In the E-library area you get short summaries of useful documents and links.  This is a major effort of capitalisation as you are taking knowledge from one source and adding value to it by giving it a description which allows the user to see the key documents in this sub domain.   They also have longer and more discursive articles – for example a piece by Tariq Ramadan the new Chair of Identity and Citizenship in Rotterdam.    Integration is a concept from the past. “Contribution” is the concept of the future.” – Dr. Tariq Ramadan

The learning exchange area  focuses mostly on events which are either webinars (web based lectures using a tool like webex) or face to face meetings.  About 90% are online events with a mostly North American and German focus.

I like this site because it allows the reader to make judgements about the complexity of issues and the extent of success.  It does no over simplify the message or claim to provide all of the answers. You leave the area feeling that you have had a good taste of what is possible. The site is fairly new as it is still marked Beta on the header so I am sure it will mature further.  In particular I would have thought that they could have had short introductions to the domains of their five areas in the same way as we are preparing for our clouds.  However, I like the way that they never dominate the page with too much text which we are likely to do in our intros.


Why is the company called Freiss?

Freiss is short for Freissinieres, a tiny community of about 160 residents based in the Hautes alpes at 1200m. The company is named after this  tiny community in the alps where the Vaudois had settled  in the 13th century after leaving Lyon.

This community were dedicated to living a humble life and were accused of heresy by the catholic church.  Their reforms had included eschewing the wealth of the church and living frugally, and translating the bible into the local language. Women were empowered and the community was highly literate because their bible was accessible. They were persecuted and murdered by the armies of the church especially in the neighbouring valley of Vallouise. In freissinieres many escaped south after wintering in Dormillouse – a high village with no road access, and found a new future in the Luberon. The valley’s people continued to be non conformist, a little rebellious and today many are protestant or atheist.

Today Freissinieres is still rebellious in a small way. Its 160 citizens elect their local municipality. The valley is an oasis of calm in which social capital is freely and readily available.  Unusually the village has been welcoming of outsiders, although this can bring its own difficulties with too many houses lying empty.
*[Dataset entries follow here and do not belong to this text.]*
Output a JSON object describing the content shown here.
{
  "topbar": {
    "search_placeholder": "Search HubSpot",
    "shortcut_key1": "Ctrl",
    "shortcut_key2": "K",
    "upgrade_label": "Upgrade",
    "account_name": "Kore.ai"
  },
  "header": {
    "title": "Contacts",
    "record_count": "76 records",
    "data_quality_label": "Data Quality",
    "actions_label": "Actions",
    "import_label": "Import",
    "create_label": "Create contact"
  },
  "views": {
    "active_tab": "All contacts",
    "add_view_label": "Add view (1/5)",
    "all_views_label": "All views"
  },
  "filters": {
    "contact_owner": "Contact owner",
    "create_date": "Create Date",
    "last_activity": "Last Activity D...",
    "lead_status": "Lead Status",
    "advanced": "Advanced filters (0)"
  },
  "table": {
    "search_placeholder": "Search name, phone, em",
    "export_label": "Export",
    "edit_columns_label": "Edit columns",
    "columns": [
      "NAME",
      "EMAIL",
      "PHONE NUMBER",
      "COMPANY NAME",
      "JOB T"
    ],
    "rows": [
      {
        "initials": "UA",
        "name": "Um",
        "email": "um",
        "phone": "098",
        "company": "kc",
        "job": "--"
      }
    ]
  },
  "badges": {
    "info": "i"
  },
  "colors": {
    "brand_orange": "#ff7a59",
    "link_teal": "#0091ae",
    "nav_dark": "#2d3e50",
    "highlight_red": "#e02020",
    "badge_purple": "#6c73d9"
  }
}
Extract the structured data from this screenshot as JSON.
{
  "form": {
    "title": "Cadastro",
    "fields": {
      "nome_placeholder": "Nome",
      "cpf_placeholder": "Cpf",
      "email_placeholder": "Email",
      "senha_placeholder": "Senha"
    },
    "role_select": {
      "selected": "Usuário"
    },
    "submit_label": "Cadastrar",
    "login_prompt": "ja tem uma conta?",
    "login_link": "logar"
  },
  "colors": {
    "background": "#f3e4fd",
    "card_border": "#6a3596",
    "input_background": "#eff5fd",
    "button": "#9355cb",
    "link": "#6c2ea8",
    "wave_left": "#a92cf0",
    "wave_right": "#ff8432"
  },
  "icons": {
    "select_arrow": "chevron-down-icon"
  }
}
For many people whether residents or visitors Freissinieres offers some clues about what a more relationship based and sustainable society might look like. But there is still much to do. The community is now heavily dependant on the economy outside the valley, not enough has been done to increase economic resilience and support  local jobs. Too many cars drive through without spending any money and the environmental capital is not sufficiently valorised though the air is pure and the environment relatively unspoilt. You can see more at